Clinical Infectious Diseases
Mandatory Influenza Vaccination of Health Care Workers: Translating Policy to Practice
American Hospital Association
AHA Endorses Patient Safety Policies Requiring Influenza Vaccination of Health Care Workers
American Public Health Association
Policy Statement: Annual Influenza Vaccination Requirements for Health Workers
Society for Healthcare Epidemiology of America (SHEA)
Position Paper: Influenza Vaccination of Healthcare Personnel
Mono County Health Department, CA
Mandatory Influenza Vaccine for Health Care Workers – Health Officer Order
Johns Hopkins Medicine
2015-2016 Mandatory Flu Vaccination Policy
The CDC recommends the following healthcare workers should be vaccinated:
Physicians, nurses, emergency medical personnel, dental professionals and students, medical and nursing students, laboratory technicians, pharmacists, hospital volunteers, and administrative staff.
First Do No Harm: Mandatory Influenza Vaccination Policies for Healthcare Personnel Help Protect Patients
Statements from leading healthcare organizations and related influenza resources to help you implement a mandatory influenza vaccination policy at your institution
Immunization of Healthcare Personnel: Recommendations of the ACIP
These recommendations can assist hospital administrators, infection-control practitioners, employee health clinicians, and HCP in optimizing infection prevention and control programs.
Influenza Vaccination of Healthcare Personnel: Recommendations of the HICPAC and ACIP
These recommendations are targeted at health-care facility administrators, infection-control professionals, and occupational health professionals responsible for influenza vaccination programs and influenza infection-control programs in their institutions.
General Recommendations on Immunizations: Recommendations of the ACIP

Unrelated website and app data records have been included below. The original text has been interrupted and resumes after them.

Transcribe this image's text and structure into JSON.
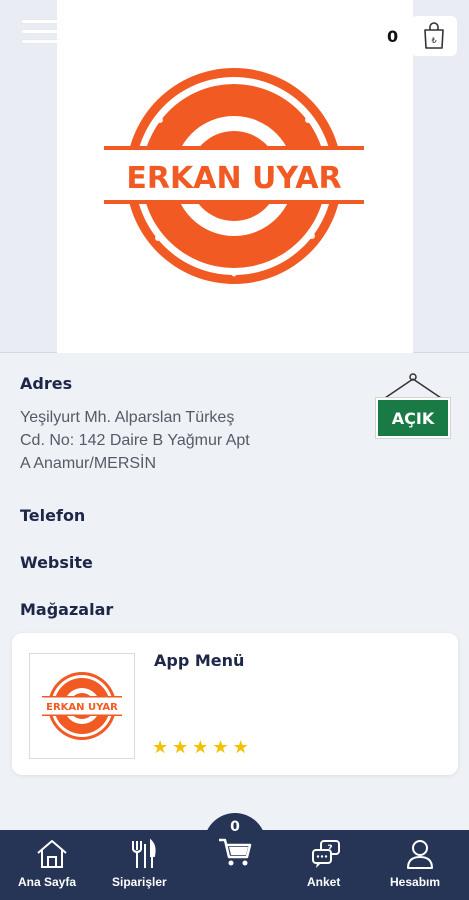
{
  "header": {
    "cart_count": "0",
    "logo_text": "ERKAN UYAR"
  },
  "info": {
    "address_label": "Adres",
    "address_lines": [
      "Yeşilyurt Mh. Alparslan Türkeş",
      "Cd. No: 142 Daire B Yağmur Apt",
      "A Anamur/MERSİN"
    ],
    "phone_label": "Telefon",
    "website_label": "Website",
    "stores_label": "Mağazalar",
    "status_sign": "AÇIK"
  },
  "store": {
    "title": "App Menü",
    "logo_text": "ERKAN UYAR",
    "rating": 5
  },
  "nav": {
    "home": "Ana Sayfa",
    "orders": "Siparişler",
    "cart_count": "0",
    "survey": "Anket",
    "account": "Hesabım"
  },
  "colors": {
    "brand_orange": "#f15a22",
    "nav_bg": "#263456",
    "open_green": "#1a7a45",
    "star_yellow": "#f2c200"
  },
  "icons": [
    "menu-icon",
    "shopping-bag-icon",
    "home-icon",
    "fork-knife-icon",
    "cart-icon",
    "chat-icon",
    "user-icon",
    "star-icon"
  ]
}
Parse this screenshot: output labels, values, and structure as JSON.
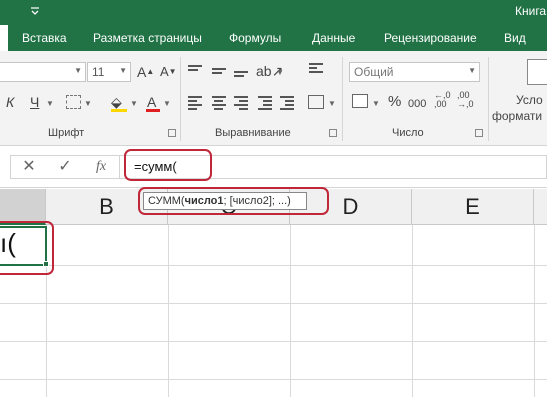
{
  "window": {
    "title": "Книга",
    "qat_icon": "chevron-down-icon"
  },
  "tabs": [
    "Вставка",
    "Разметка страницы",
    "Формулы",
    "Данные",
    "Рецензирование",
    "Вид"
  ],
  "ribbon": {
    "font_size": "11",
    "font_grow": "A",
    "font_shrink": "A",
    "italic": "К",
    "underline": "Ч",
    "font_color_letter": "A",
    "font_group_label": "Шрифт",
    "align_group_label": "Выравнивание",
    "number_format": "Общий",
    "percent": "%",
    "thousands": "000",
    "number_group_label": "Число",
    "cond_format_line1": "Усло",
    "cond_format_line2": "формати"
  },
  "formula_bar": {
    "cancel_symbol": "✕",
    "enter_symbol": "✓",
    "fx_symbol": "fx",
    "value": "=сумм("
  },
  "tooltip": {
    "func": "СУММ(",
    "arg1": "число1",
    "rest": "; [число2]; ...)"
  },
  "columns": [
    "B",
    "C",
    "D",
    "E"
  ],
  "active_cell_text": "ı(",
  "colors": {
    "accent": "#217346",
    "highlight": "#c0283a"
  }
}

This report provides information for clinicians and other health-care providers about concerns that commonly arise when vaccinating persons of various ages.

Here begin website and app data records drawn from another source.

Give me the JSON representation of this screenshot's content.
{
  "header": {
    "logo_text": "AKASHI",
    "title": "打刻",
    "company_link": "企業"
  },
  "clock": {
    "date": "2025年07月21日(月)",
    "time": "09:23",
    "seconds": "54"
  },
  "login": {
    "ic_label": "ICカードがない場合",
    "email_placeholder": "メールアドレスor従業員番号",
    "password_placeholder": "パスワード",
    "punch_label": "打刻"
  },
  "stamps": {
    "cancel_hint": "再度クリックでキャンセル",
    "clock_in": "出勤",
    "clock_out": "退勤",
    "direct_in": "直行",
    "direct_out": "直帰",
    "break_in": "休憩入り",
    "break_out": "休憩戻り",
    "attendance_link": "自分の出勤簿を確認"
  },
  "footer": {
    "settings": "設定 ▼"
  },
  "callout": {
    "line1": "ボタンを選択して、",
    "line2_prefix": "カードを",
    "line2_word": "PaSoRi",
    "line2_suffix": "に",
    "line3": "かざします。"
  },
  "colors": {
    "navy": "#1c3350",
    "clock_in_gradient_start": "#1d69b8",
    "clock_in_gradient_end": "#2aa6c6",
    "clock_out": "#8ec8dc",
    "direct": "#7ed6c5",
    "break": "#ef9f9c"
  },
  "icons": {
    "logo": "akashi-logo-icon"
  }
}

ACIP Vaccine Recommendations
List of vaccine-specific recommendations.
Centers for Disease Control and Prevention (CDC): Flu Vaccination Pledge
Use this tool to have healthcare workers “take the pledge” to be vaccinated this season.
Declination of Influenza Vaccination
Use this form from the Immunization Action Coalition to document healthcare worker refusal to receive vaccination for reasons other than a medical contraindication.
Providing a Safer Environment for Health Care Personnel and Patients Through Influenza Vaccination
This publication by the Joint Commission helps health care organizations of all types improve seasonal influenza vaccination rates in health care personnel.
Seasonal Influenza Resources for Health Care Professionals
Published by the Centers for Medicare & Medicaid Services, this MLN Matters publication gives health care professionals info to order, refer or provide seasonal flu vaccines and vaccine administration to Medicare beneficiaries.
Poster – I Won’t Spread Flu to My Patients or My Family
Instruct your IT staff to place this button on your website, and copy the code displayed, so your healthcare workers can immediately connect to the CDC’s vaccination information.
Vaccine-Preventable Diseases – Roll Up Your Sleeves
CDC Expert Commentary by William Schaffner, MD
ACIP 2015 Adult Immunization Schedule
Dr. Sandra Fryhofer discusses the 2015 Advisory Committee on Immunization Practices (ACIP) adult immunization schedule